(Input material begins)

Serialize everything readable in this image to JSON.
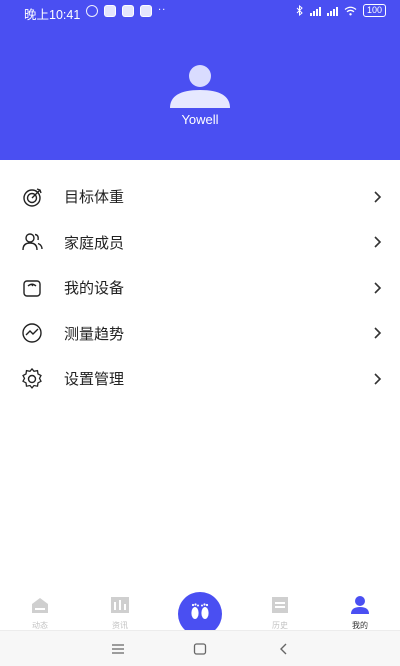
{
  "status_bar": {
    "time": "晚上10:41",
    "dots": "··",
    "battery": "100",
    "bluetooth_icon": "bluetooth-icon",
    "wifi_icon": "wifi-icon"
  },
  "profile": {
    "username": "Yowell",
    "avatar_icon": "person-avatar-icon"
  },
  "colors": {
    "accent": "#4a4ff2",
    "text": "#222222",
    "muted": "#c2c2c2"
  },
  "menu": {
    "items": [
      {
        "label": "目标体重",
        "icon": "target-icon"
      },
      {
        "label": "家庭成员",
        "icon": "people-icon"
      },
      {
        "label": "我的设备",
        "icon": "scale-icon"
      },
      {
        "label": "测量趋势",
        "icon": "trend-icon"
      },
      {
        "label": "设置管理",
        "icon": "gear-icon"
      }
    ]
  },
  "tabbar": {
    "tabs": [
      {
        "label": "动态",
        "icon": "home-icon"
      },
      {
        "label": "资讯",
        "icon": "news-icon"
      },
      {
        "label": "",
        "icon": "footprints-icon"
      },
      {
        "label": "历史",
        "icon": "history-icon"
      },
      {
        "label": "我的",
        "icon": "profile-icon",
        "active": true
      }
    ]
  }
}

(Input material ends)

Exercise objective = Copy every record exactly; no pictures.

Response below =
Serialize everything readable in this image to JSON.
{
  "status_bar": {
    "time": "晚上10:41",
    "dots": "··",
    "battery": "100",
    "bluetooth_icon": "bluetooth-icon",
    "wifi_icon": "wifi-icon"
  },
  "profile": {
    "username": "Yowell",
    "avatar_icon": "person-avatar-icon"
  },
  "colors": {
    "accent": "#4a4ff2",
    "text": "#222222",
    "muted": "#c2c2c2"
  },
  "menu": {
    "items": [
      {
        "label": "目标体重",
        "icon": "target-icon"
      },
      {
        "label": "家庭成员",
        "icon": "people-icon"
      },
      {
        "label": "我的设备",
        "icon": "scale-icon"
      },
      {
        "label": "测量趋势",
        "icon": "trend-icon"
      },
      {
        "label": "设置管理",
        "icon": "gear-icon"
      }
    ]
  },
  "tabbar": {
    "tabs": [
      {
        "label": "动态",
        "icon": "home-icon"
      },
      {
        "label": "资讯",
        "icon": "news-icon"
      },
      {
        "label": "",
        "icon": "footprints-icon"
      },
      {
        "label": "历史",
        "icon": "history-icon"
      },
      {
        "label": "我的",
        "icon": "profile-icon",
        "active": true
      }
    ]
  }
}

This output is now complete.